"With Iraq going through looting, an eight-year American occupation, an insurgency, and a civil war, it's no wonder that many in the region thought that Iraq was worse off after the 2003 invasion. "

That isn't why they are seen as worse off. They are seen as worse off because Iraq is now ruled by Shiites.

bb said...

Joel with respect, you are setting up an "inspired by" strawman and then drawing conclusions from it.

The connection between spectacular outbreak of popular revolts against authoritarian dictators across the sunni arab middle east demanding democracy and freedom and the removal of Saddam/Baath/establishment of constitutional parliamentary democracy was more like the breakup and democratisation of Yugoslavia and its provinces after the removal of Milosovic by Clinton/Gore/Blair.

ie the peoples of those Yugo provinces got their democracies because they believed they could! Sensed that "democracy" might be the outcome not the imposition of another dictator. But not because they appreciated or were "inspired" by the US war, Joel.

In the sunni arab middle-east, Saddam was the symbol Sunni tyrant of all tyrants. Like Milosevic he cultivated aura of always being able to outsmart the superpowers, even the dreaded US, and get their backing no less. But once Saddam met his ignominious end, dragged out of a rat hole, put on trial by a democratically elected Iraqi govt then executed, buried and the world didn't end -then all things might be possible.

How can the effect be calculated of the images of Gadaffhi being dragged out of his rathole - so similar to those images of Saddam -on the morale, determination, solidarity of the Syrian revolutionaries bent on overthrowing the Alawi regime?

And speaking of Libya - US, Brit and France combine to put in place a typically spurious UN resolution as cover to bomb the shit out of that country for 5 consecutive months,insert special forces and ensure regime change. Sound familiar?
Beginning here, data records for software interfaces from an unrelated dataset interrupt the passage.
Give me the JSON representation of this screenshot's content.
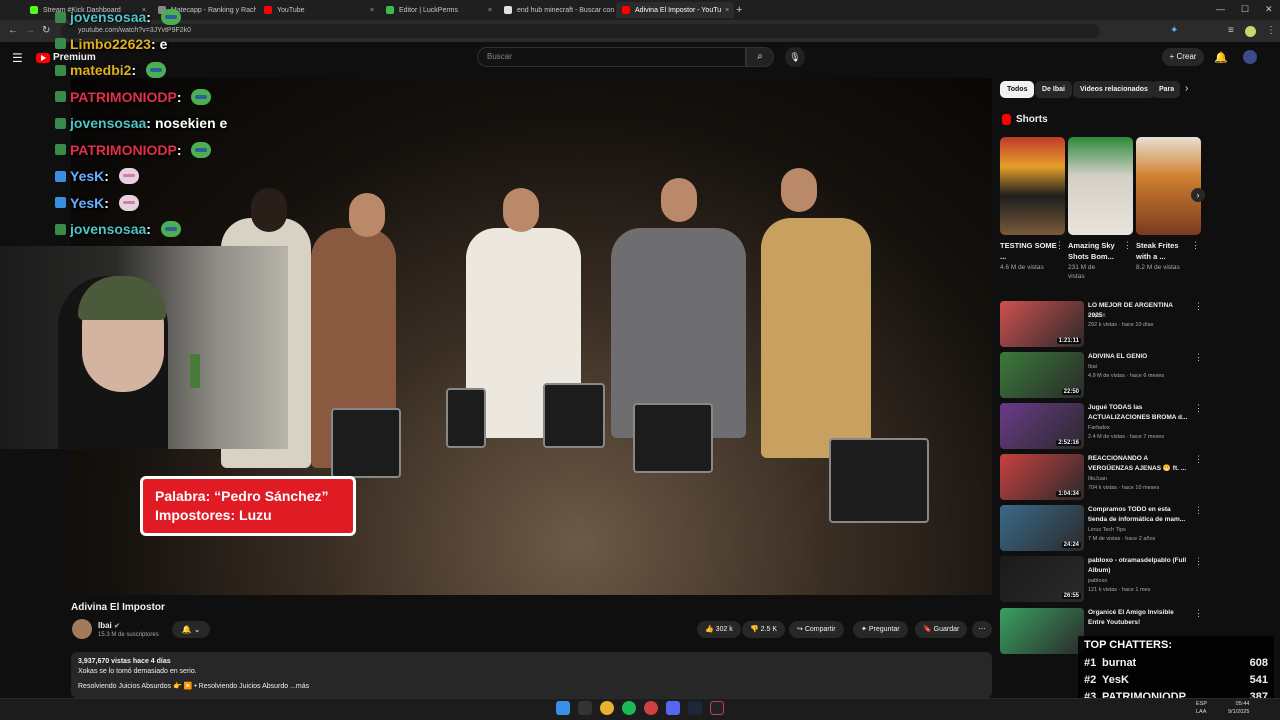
{
  "browser": {
    "tabs": [
      {
        "title": "Stream #Kick Dashboard",
        "color": "#53fc18"
      },
      {
        "title": "Matecapp - Ranking y Racha di",
        "color": "#888888"
      },
      {
        "title": "YouTube",
        "color": "#ff0000"
      },
      {
        "title": "Editor | LuckPerms",
        "color": "#3cba54"
      },
      {
        "title": "end hub minecraft - Buscar con",
        "color": "#e0e0e0"
      },
      {
        "title": "Adivina El Impostor - YouTu",
        "color": "#ff0000"
      }
    ],
    "url": "youtube.com/watch?v=3JYvtP9F2k0",
    "new_tab": "+"
  },
  "youtube": {
    "logo_label": "Premium",
    "search_placeholder": "Buscar",
    "create_label": "Crear"
  },
  "chat": [
    {
      "user": "jovensosaa",
      "color": "#4fc3c8",
      "msg": "",
      "emote": "pepe"
    },
    {
      "user": "Limbo22623",
      "color": "#e0b020",
      "msg": "e",
      "emote": ""
    },
    {
      "user": "matedbi2",
      "color": "#e0b020",
      "msg": "",
      "emote": "pepe"
    },
    {
      "user": "PATRIMONIODP",
      "color": "#e0304a",
      "msg": "",
      "emote": "pepe"
    },
    {
      "user": "jovensosaa",
      "color": "#4fc3c8",
      "msg": "nosekien e",
      "emote": ""
    },
    {
      "user": "PATRIMONIODP",
      "color": "#e0304a",
      "msg": "",
      "emote": "pepe"
    },
    {
      "user": "YesK",
      "color": "#6ab0ff",
      "msg": "",
      "emote": "cat"
    },
    {
      "user": "YesK",
      "color": "#6ab0ff",
      "msg": "",
      "emote": "cat"
    },
    {
      "user": "jovensosaa",
      "color": "#4fc3c8",
      "msg": "",
      "emote": "pepe"
    }
  ],
  "video": {
    "overlay_line1": "Palabra: “Pedro Sánchez”",
    "overlay_line2": "Impostores: Luzu",
    "title": "Adivina El Impostor",
    "channel": "Ibai",
    "subscribers": "15.3 M de suscriptores",
    "likes": "302 k",
    "dislikes": "2.5 K",
    "share": "Compartir",
    "ask": "Preguntar",
    "save": "Guardar",
    "views_line": "3,937,670 vistas  hace 4 días",
    "desc_line1": "Xokas se lo tomó demasiado en serio.",
    "desc_line2": "Resolviendo Juicios Absurdos 👉 ▶️ • Resolviendo Juicios Absurdo ...más"
  },
  "sidebar": {
    "chips": [
      "Todos",
      "De Ibai",
      "Videos relacionados",
      "Para"
    ],
    "shorts_label": "Shorts",
    "shorts": [
      {
        "title": "TESTING SOME ...",
        "views": "4.6 M de vistas"
      },
      {
        "title": "Amazing Sky Shots Bom...",
        "views": "231 M de vistas"
      },
      {
        "title": "Steak Frites with a ...",
        "views": "8.2 M de vistas"
      }
    ],
    "recommended": [
      {
        "title": "LO MEJOR DE ARGENTINA 2025",
        "channel": "PapaiX",
        "meta": "292 k vistas · hace 10 días",
        "duration": "1:21:11"
      },
      {
        "title": "ADIVINA EL GENIO",
        "channel": "Ibai",
        "meta": "4.9 M de vistas · hace 6 meses",
        "duration": "22:50"
      },
      {
        "title": "Jugué TODAS las ACTUALIZACIONES BROMA d...",
        "channel": "Farfadox",
        "meta": "2.4 M de vistas · hace 7 meses",
        "duration": "2:52:16"
      },
      {
        "title": "REACCIONANDO A VERGÜENZAS AJENAS 😬 ft. ...",
        "channel": "IlloJuan",
        "meta": "704 k vistas · hace 10 meses",
        "duration": "1:04:34"
      },
      {
        "title": "Compramos TODO en esta tienda de informática de mam...",
        "channel": "Linus Tech Tips",
        "meta": "7 M de vistas · hace 2 años",
        "duration": "24:24"
      },
      {
        "title": "pabloxo - otramasdelpablo (Full Album)",
        "channel": "pabloxo",
        "meta": "121 k vistas · hace 1 mes",
        "duration": "26:55"
      },
      {
        "title": "Organicé El Amigo Invisible Entre Youtubers!",
        "channel": "",
        "meta": "",
        "duration": ""
      }
    ]
  },
  "top_chatters": {
    "title": "TOP CHATTERS:",
    "rows": [
      {
        "rank": "#1",
        "name": "burnat",
        "count": "608"
      },
      {
        "rank": "#2",
        "name": "YesK",
        "count": "541"
      },
      {
        "rank": "#3",
        "name": "PATRIMONIODP",
        "count": "387"
      }
    ]
  },
  "taskbar": {
    "lang": "ESP",
    "lang2": "LAA",
    "time": "05:44",
    "date": "9/1/2025"
  }
}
All this from the successors of Bush, Blair and even Chirac only 8 years after the successful Iraq invasion.

And right now, the conditions are being set for similar western action in Syria.

Can you imagine the Arab League being in the forefront of these actions if Saddam/Baath or another tyrant regime was still in power in Iraq?

Joel Wing said...

"Can you imagine the Arab League being in the forefront of these actions if Saddam/Baath or another tyrant regime was still in power in Iraq?"

Yes. By the end of the Saddam regime, Iraq was not playing a large role in the Arab League, so even if he was still in power, he would not really have any allies in trying to stop this, and he might even support the Arab League going into Syria because the Assads were a rival of his.

"then all things might be possible."

All the negative things released with the fall of Saddam might be possible as well.

We've had this discussion before in other forums. You acknowledge all the bad that happened in Iraq post-2003, but still seem to think that the idea of democracy that was planted in Iraq was more important than any of that. You know 66% of Iraqis in this same survey said that democracy would either fail or didn't believe in it to begin with.